- French, J.R.P., & Raven, B. (1959). 'The bases of social power,' in D. Cartwright (ed.) Studies in Social Power. Ann Arbor, MI: University of Michigan Press.
- Morgan, Gareth (1986). 'Images of Organization'. Sage Publications, Inc.
- Handy, Charles (1976). 'Understanding Organizations'. Penguin Books.
- Management by Patrick J.Montana, and Bruce H. Charnov, Fourth Edition.
- "French and Raven's Five Forms of Power". MindTools.com. Retrieved 27 April 2012.
- Pip Jones, Introducing Social Theory, Polity Press, Cambridge, 2008, p. 93.
- Tarnow (2000)
- Michel Foucault, Lectures at the College de France, 1977–78: Security, Territory, Population, 2007, pp. 1–17.
- Clegg, S.R. 1989, Frameworks of power, Sage, London, UK.
- (see book article) From dictatorship to democracy: A conceptual framework for liberation. The Albert Einstein Institution, 2003. ISBN 978-1-880813-09-6
- Heiko Kleve: Vom Erweitern der Möglichkeiten. In: Bernhard Pörksen (ed.): Schlüsselwerke des Konstruktivismus. VS-Verlag, Wiesbaden/Germany 2011. pp. 506–519, p. 509.
- See Björn Kraus: Erkennen und Entscheiden. Grundlagen und Konsequenzen eines erkenntnistheoretischen Konstruktivismus für die Soziale Arbeit. Beltz Juventa, Weinheim/Basel 2013. P. 119 f.
- Max Weber: Wirtschaft und Gesellschaft. Grundriss der verstehenden Soziologie. Mohr, Tübingen/Germany 1972. S.28
- Björn Kraus: Soziale Arbeit – Macht – Hilfe und Kontrolle. Die Entwicklung und Anwendung eines systemisch-konstruktivistischen Machtmodells. In: Björn Kraus, Wolfgang Krieger (Ed.): Macht in der Sozialen Arbeit – Interaktionsverhältnisse zwischen Kontrolle, Partizipation und Freisetzung. Jacobs, Lage/Germany 2011. p. 105. Also available online: http://www.webnetwork-nordwest.de/dokumente/kraus_macht2.pdf See also Björn Kraus 2013, p. 126.
- See Björn Kraus: Erkennen und Entscheiden. Grundlagen und Konsequenzen eines erkenntnistheoretischen Konstruktivismus für die Soziale Arbeit. Beltz Juventa, Weinheim/Basel 2013. P. 126.
- See Björn Kraus: Erkennen und Entscheiden. Grundlagen und Konsequenzen eines erkenntnistheoretischen Konstruktivismus für die Soziale Arbeit.
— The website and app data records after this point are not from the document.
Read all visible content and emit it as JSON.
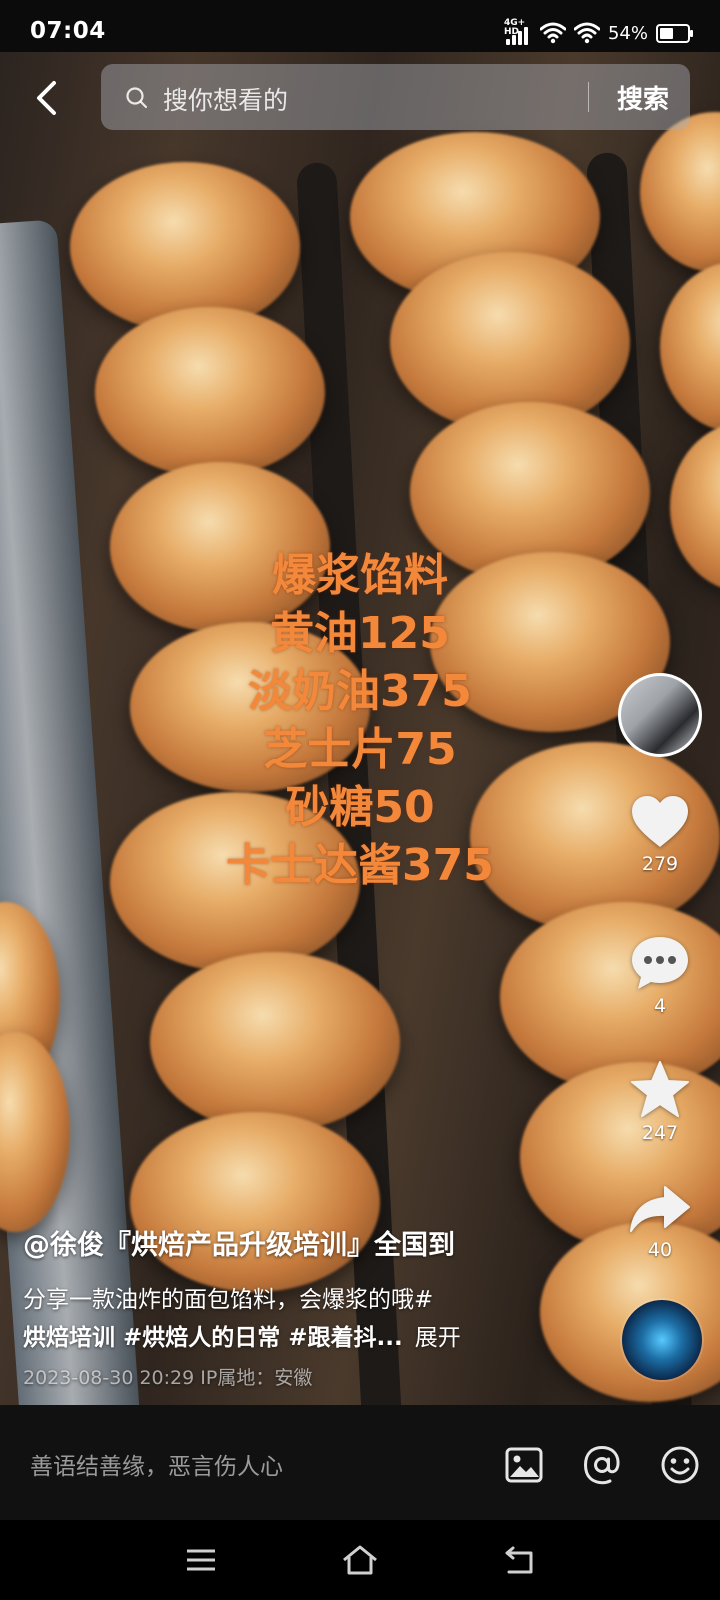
{
  "status_bar": {
    "time": "07:04",
    "network_label": "4G+ HD",
    "battery_percent": "54%",
    "battery_level": 0.54
  },
  "search": {
    "back_icon": "chevron-left-icon",
    "placeholder": "搜你想看的",
    "button_label": "搜索"
  },
  "video": {
    "overlay_lines": [
      "爆浆馅料",
      "黄油125",
      "淡奶油375",
      "芝士片75",
      "砂糖50",
      "卡士达酱375"
    ]
  },
  "actions": {
    "like_count": "279",
    "comment_count": "4",
    "favorite_count": "247",
    "share_count": "40"
  },
  "caption": {
    "author_title": "@徐俊『烘焙产品升级培训』全国到",
    "description_line1": "分享一款油炸的面包馅料，会爆浆的哦#",
    "description_line2": "烘焙培训 #烘焙人的日常 #跟着抖...",
    "expand_label": "展开",
    "meta": "2023-08-30 20:29  IP属地：安徽"
  },
  "comment_bar": {
    "placeholder": "善语结善缘，恶言伤人心",
    "icons": [
      "image-icon",
      "at-icon",
      "emoji-icon"
    ]
  },
  "nav_bar": {
    "icons": [
      "menu-icon",
      "home-icon",
      "back-icon"
    ]
  },
  "colors": {
    "overlay_text": "#f4883a",
    "background": "#000000"
  }
}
Beltz Juventa, Weinheim/Basel 2013. P. 139 f..
- Reimund Böse, Günter Schiepek: Systemische Theorie und Therapie: ein Handwörterbuch. Asanger, Heidelberg/Germany 1994; Gregory Bateson: Ökologie des Geistes: anthropologische, psychologische, biologische und epistemologische Perspektiven. Suhrkamp, Frankfurt am Main/Germany 1996; Heinz von Foerster: Wissen und Gewissen. Versuch einer Brücke. Suhrkamp, Frankfurt am Main/Germany 1996.
- See Björn Kraus: Erkennen und Entscheiden. Grundlagen und Konsequenzen eines erkenntnistheoretischen Konstruktivismus für die Soziale Arbeit. Beltz Juventa, Weinheim/Basel 2013. P. 120.
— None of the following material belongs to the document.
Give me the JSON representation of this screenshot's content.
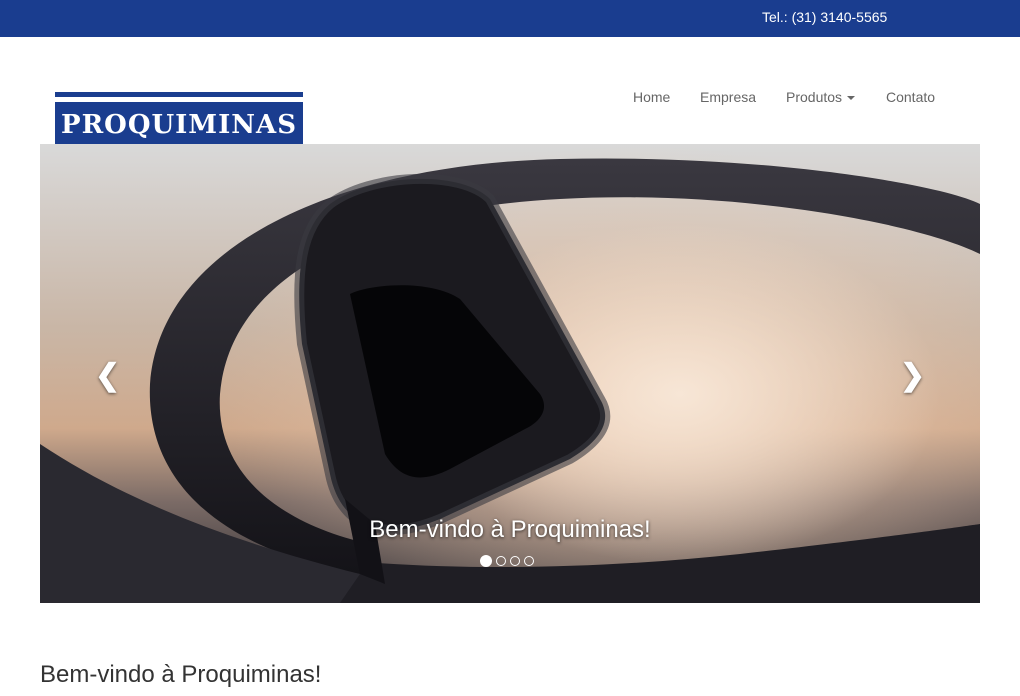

- 'Counterpower: Making Change Happen', New Internationalist, Oxford, 2011
- Graeber, David (2004). Fragments of an anarchist anthropology (2nd pr. ed.). Chicago: Prickly Paradigm Press. p. 24. ISBN 0-9728196-4-9. The examples given (self governing communities, radical labour unions, popular militias reflect the Idea/Economics/Physical taxonomy
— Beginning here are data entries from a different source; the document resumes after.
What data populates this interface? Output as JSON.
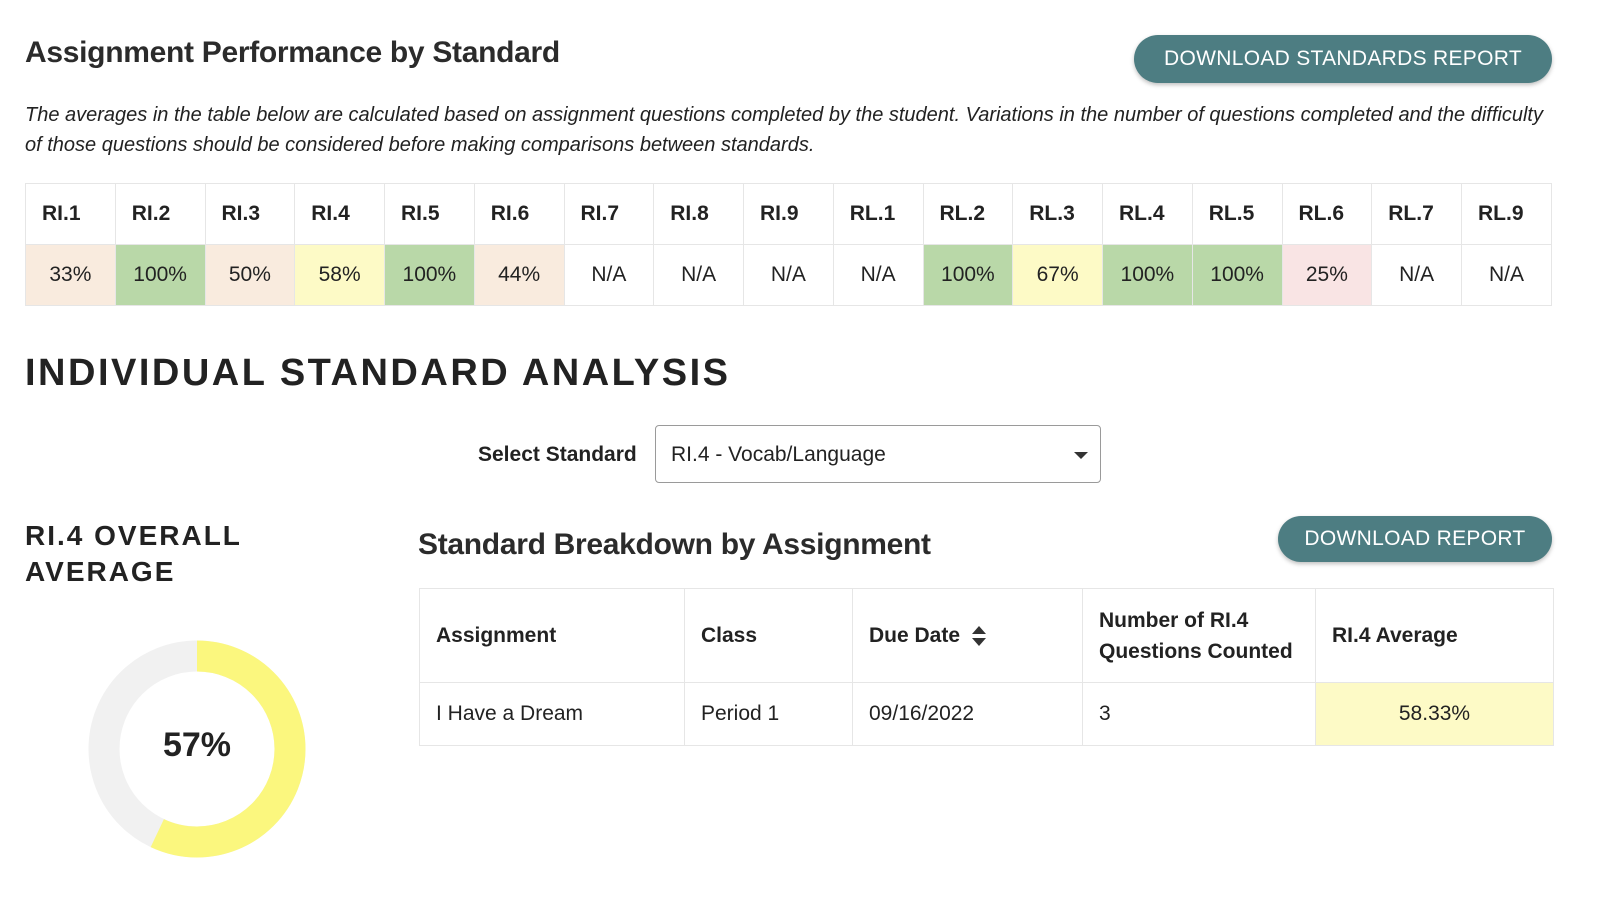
{
  "performance": {
    "title": "Assignment Performance by Standard",
    "download_label": "DOWNLOAD STANDARDS REPORT",
    "note": "The averages in the table below are calculated based on assignment questions completed by the student. Variations in the number of questions completed and the difficulty of those questions should be considered before making comparisons between standards.",
    "standards": [
      {
        "code": "RI.1",
        "value": "33%",
        "color": "#f9ebde"
      },
      {
        "code": "RI.2",
        "value": "100%",
        "color": "#b9d8a8"
      },
      {
        "code": "RI.3",
        "value": "50%",
        "color": "#f9ebde"
      },
      {
        "code": "RI.4",
        "value": "58%",
        "color": "#fdfac6"
      },
      {
        "code": "RI.5",
        "value": "100%",
        "color": "#b9d8a8"
      },
      {
        "code": "RI.6",
        "value": "44%",
        "color": "#f9ebde"
      },
      {
        "code": "RI.7",
        "value": "N/A",
        "color": "#ffffff"
      },
      {
        "code": "RI.8",
        "value": "N/A",
        "color": "#ffffff"
      },
      {
        "code": "RI.9",
        "value": "N/A",
        "color": "#ffffff"
      },
      {
        "code": "RL.1",
        "value": "N/A",
        "color": "#ffffff"
      },
      {
        "code": "RL.2",
        "value": "100%",
        "color": "#b9d8a8"
      },
      {
        "code": "RL.3",
        "value": "67%",
        "color": "#fdfac6"
      },
      {
        "code": "RL.4",
        "value": "100%",
        "color": "#b9d8a8"
      },
      {
        "code": "RL.5",
        "value": "100%",
        "color": "#b9d8a8"
      },
      {
        "code": "RL.6",
        "value": "25%",
        "color": "#f9e4e4"
      },
      {
        "code": "RL.7",
        "value": "N/A",
        "color": "#ffffff"
      },
      {
        "code": "RL.9",
        "value": "N/A",
        "color": "#ffffff"
      }
    ]
  },
  "analysis": {
    "title": "INDIVIDUAL STANDARD ANALYSIS",
    "select_label": "Select Standard",
    "select_value": "RI.4 - Vocab/Language",
    "overall_title": "RI.4 OVERALL AVERAGE",
    "overall_value": "57%",
    "overall_fraction": 0.57,
    "donut_fill_color": "#fbf77e",
    "donut_track_color": "#f1f1f1",
    "breakdown_title": "Standard Breakdown by Assignment",
    "download_label": "DOWNLOAD REPORT",
    "columns": {
      "assignment": "Assignment",
      "class": "Class",
      "due_date": "Due Date",
      "count": "Number of RI.4 Questions Counted",
      "average": "RI.4 Average"
    },
    "rows": [
      {
        "assignment": "I Have a Dream",
        "class": "Period 1",
        "due_date": "09/16/2022",
        "count": "3",
        "average": "58.33%",
        "average_color": "#fdfac6"
      }
    ]
  },
  "colors": {
    "accent": "#4d7d82"
  }
}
- E.g., in a 2003 edition of New Internationalist, global justice scholar Graeme Chesters describes Counterpower as 'a hall of mirrors held up to the dominant logic of capitalism'. See http://findarticles.com/p/articles/mi_m0JQP/is_360/ai_108648117/
- Martin Buber, Paths in Utopia, 1949, Syracuse University Press
- Vatiero M. (2009), Understanding Power. A 'Law and Economics' Approach, VDM Verlag. ISBN 978-3-639-20265-6
- Michael Eldred, Social Ontology: Recasting Political Philosophy Through a Phenomenology of Whoness ontos, Frankfurt 2008 xiv + 688 pp. ISBN 978-3-938793-78-7
- Simmel, Georg Superiority and Subordination as Subject-Matter of Sociology
- Simmel, Georg Superiority and Subordination as Subject-Matter of Sociology II